Research by the Peter Group Group and collaborators at the Diamond Light Source, as reported in Nature Energy, explains that Li-rich cathode materials are potential candidates for next-generation Li-ion batteries. However, they exhibit a large voltage hysteresis on the first charge/discharge cycle, which involves a substantial (up to 1 V) loss of voltage and therefore energy density.
For Na cathodes, for example, Na0.75[Li0.25Mn0.75]O2, voltage hysteresis can be explained by the formation of molecular 02 trapped in voids within the particles. They show that this is also the case for Li1.2Ni0.13Co0.13Mn0.54O2.

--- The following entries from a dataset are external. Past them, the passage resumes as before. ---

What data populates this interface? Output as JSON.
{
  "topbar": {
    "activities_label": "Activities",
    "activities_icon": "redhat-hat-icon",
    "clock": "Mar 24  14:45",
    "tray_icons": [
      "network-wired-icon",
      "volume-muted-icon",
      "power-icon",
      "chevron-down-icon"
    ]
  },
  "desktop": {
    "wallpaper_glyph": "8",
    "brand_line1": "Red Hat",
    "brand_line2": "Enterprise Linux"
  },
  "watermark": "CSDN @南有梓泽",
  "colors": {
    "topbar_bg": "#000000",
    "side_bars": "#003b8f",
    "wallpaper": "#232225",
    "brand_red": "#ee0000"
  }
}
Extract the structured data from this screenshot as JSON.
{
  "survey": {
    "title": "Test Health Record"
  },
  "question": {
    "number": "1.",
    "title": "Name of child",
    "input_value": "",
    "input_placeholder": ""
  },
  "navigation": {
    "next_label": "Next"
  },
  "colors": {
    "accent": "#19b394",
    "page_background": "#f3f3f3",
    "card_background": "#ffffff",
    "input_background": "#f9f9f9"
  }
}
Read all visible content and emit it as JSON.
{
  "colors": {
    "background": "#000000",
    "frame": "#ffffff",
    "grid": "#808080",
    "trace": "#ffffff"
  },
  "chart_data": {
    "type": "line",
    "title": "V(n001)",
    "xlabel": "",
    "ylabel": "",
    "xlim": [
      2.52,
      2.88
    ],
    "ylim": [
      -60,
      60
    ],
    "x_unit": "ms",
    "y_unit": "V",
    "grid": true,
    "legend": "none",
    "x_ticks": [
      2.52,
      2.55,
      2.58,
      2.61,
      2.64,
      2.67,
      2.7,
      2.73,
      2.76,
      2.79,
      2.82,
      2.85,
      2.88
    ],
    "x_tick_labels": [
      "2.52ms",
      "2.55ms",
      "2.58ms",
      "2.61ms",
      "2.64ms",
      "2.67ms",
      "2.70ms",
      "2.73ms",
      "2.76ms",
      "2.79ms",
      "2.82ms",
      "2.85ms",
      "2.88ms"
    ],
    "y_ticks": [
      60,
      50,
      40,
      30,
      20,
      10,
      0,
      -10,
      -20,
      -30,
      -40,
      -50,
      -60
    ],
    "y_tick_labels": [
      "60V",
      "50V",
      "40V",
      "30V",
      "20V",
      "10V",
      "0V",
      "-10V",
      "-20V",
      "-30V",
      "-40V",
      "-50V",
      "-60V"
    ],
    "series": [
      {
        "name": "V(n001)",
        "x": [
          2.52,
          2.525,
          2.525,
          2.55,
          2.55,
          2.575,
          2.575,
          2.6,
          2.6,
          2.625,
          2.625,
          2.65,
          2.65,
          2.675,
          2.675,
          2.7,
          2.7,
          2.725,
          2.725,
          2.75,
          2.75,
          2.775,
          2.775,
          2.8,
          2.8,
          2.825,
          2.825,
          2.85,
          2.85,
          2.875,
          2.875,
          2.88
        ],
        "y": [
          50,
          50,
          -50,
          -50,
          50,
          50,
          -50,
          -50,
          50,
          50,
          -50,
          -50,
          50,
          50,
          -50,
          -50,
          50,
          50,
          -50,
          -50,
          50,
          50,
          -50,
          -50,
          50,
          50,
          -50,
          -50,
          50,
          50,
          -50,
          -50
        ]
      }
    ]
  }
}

Resonant inelastic X-ray scattering and 17O magic angle spinning NMR spectroscopy show that molecular O2, rather than 022-, forms within the particles on the oxidation of 02- at 4.6V Li*/Li on charge. These O2 molecules are reduced back to O2- on discharge, but at the lower voltage of 3.75 V, which explains the voltage hysteresis in Li-rich cathodes. 17O magic angle spinning NMR spectroscopy indicates a quantity of bulk O2, consistent with the O-redox charge capacity minus the small quantity of O2 loss from the surface. The implication is that 02, trapped in the bulk and lost from the surface, can explain O-redox.